The Happy Return Paperback
Part of the A Horatio Hornblower Tale of the Sea series
It's June, 1808 - and off the Coast of Nicaragua Captain Horatio Hornblower has his hands full ...Now in command of HMS Lydia, a thirty-six-gun frigate, Hornblower has instructions to form an alliance against the Spanish colonies with a mad and messianic revolutionary, El Supremo; to find a water route across the Central American isthmus; and 'to take, sink, burn or destroy' the fifty-gun Spanish ship of the line Natividad - or face court-martial. And as if that wasn't hard enough, Hornblower must also contend with the charms of an unwanted passenger: Lady Barbara Wellesley ...This is the fifth of eleven books chronicling the adventures of C.
S. Forester's inimitable nautical hero, Horatio Hornblower.
- Format: Paperback
- Pages: 304 pages
- Publisher: Penguin Books Ltd
- Publication Date: 01/09/2011
- Category: Classic fiction (pre c 1945)
- ISBN: 9780241955536
Showing 1 - 1 of 1 reviews.
Review by AdonisGuilfoyle

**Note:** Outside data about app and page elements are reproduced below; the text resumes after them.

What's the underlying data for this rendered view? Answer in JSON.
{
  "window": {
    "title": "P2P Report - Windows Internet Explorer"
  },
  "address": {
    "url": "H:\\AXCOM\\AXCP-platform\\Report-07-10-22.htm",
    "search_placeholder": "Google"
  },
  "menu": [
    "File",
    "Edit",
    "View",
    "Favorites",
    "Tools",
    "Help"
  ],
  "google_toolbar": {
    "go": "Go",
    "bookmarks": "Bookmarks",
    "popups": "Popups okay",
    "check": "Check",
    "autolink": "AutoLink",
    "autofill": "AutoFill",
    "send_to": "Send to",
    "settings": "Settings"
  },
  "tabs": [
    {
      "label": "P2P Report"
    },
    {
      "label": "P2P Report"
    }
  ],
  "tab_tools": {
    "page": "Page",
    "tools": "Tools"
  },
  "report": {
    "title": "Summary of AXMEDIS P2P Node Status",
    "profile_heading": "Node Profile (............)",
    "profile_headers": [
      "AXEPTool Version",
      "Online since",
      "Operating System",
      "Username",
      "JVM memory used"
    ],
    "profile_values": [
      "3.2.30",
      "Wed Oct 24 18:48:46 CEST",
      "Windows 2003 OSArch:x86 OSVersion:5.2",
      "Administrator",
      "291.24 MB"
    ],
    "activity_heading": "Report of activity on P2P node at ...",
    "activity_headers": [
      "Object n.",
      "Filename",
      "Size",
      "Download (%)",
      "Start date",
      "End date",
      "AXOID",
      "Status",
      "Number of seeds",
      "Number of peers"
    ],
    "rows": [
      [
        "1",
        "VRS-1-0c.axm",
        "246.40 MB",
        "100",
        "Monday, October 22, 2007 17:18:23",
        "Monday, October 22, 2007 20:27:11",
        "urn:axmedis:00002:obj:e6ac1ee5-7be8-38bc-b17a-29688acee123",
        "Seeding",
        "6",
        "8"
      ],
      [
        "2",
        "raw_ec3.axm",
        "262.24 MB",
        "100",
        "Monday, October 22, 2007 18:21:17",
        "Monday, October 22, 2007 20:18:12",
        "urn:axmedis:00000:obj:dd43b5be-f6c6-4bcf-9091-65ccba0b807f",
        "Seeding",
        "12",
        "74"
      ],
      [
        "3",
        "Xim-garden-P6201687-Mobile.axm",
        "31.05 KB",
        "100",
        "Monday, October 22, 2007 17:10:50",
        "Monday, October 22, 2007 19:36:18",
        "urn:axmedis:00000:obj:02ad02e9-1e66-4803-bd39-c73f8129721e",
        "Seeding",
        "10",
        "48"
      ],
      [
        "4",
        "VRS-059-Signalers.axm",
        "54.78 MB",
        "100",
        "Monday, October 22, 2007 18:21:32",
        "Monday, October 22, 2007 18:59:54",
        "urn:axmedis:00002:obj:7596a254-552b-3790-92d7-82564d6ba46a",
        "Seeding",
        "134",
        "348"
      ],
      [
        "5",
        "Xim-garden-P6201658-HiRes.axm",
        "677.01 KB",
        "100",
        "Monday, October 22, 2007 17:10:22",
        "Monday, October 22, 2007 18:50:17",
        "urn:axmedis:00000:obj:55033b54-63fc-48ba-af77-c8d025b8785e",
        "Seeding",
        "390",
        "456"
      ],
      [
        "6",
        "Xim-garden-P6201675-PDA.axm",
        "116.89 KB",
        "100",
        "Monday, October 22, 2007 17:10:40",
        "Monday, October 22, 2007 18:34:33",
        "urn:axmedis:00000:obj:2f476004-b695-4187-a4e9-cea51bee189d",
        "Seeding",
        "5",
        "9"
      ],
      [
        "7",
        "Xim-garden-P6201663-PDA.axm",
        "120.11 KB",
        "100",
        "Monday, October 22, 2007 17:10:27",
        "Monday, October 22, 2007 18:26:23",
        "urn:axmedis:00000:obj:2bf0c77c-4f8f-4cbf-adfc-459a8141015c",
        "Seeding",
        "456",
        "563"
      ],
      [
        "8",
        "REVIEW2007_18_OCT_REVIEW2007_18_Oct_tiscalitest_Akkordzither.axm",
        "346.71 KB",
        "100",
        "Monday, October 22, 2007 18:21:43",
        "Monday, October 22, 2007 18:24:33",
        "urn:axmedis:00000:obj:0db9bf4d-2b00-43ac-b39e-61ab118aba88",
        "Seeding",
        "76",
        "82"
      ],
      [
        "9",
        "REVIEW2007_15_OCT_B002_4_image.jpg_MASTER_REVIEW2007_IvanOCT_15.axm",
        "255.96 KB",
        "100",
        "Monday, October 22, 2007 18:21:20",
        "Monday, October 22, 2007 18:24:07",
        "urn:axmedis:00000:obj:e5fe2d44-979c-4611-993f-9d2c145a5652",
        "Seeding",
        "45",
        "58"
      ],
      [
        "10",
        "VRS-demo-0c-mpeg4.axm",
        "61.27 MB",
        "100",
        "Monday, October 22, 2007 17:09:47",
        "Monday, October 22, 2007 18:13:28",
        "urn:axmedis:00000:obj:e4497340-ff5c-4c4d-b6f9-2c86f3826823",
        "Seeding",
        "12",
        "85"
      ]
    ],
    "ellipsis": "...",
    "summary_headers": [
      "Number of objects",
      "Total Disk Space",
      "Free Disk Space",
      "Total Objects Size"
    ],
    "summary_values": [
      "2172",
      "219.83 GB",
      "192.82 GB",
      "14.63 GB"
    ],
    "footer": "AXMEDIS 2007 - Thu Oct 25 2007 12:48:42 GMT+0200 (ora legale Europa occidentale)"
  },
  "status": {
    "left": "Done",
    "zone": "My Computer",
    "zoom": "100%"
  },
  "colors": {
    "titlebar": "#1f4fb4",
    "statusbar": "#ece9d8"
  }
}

Bless you, Horatio, for inspiring the creation of Mr Roddenberry's starship captain, but I think I'll stick with Nathan Peake for any future sea adventures. There's only so much introspective gnashing of teeth, while the crew look on in admiration, that I can stomach! Seriously - Hornblower spends half the novel (Forester's first naval sortie, granted) pacing up and down the deck, beating himself up for a million imagined flaws, before snapping into gear and blasting the enemy ship out of the water. His attempt at appearing 'a strong silent capable man, unmoved by emotion' makes him more priggish than proud, and his 'sullen obstinacy' might be mistaken for sulking. I had more admiration for Lady Barbara, Hornblower's improbable shipboard dalliance!Forester's writing is easier to digest than Patrick O'Brian's, and I have already ordered the film version with Gregory Peck on DVD, but I found nothing endearing about Hornblower's constant fretting and pacing. I can see the parallels with Captain Kirk - stubborn determination blended with the loneliness of command, not to mention a cultured appreciation of literature (I'm talking the original Kirk here, not the reboot) - but not enough to maintain my interest, sadly. And the omniscient narrator, referring anachronistically to 'globetrotting' and Florence Nightingale, only served to distance me from Hornblower even more.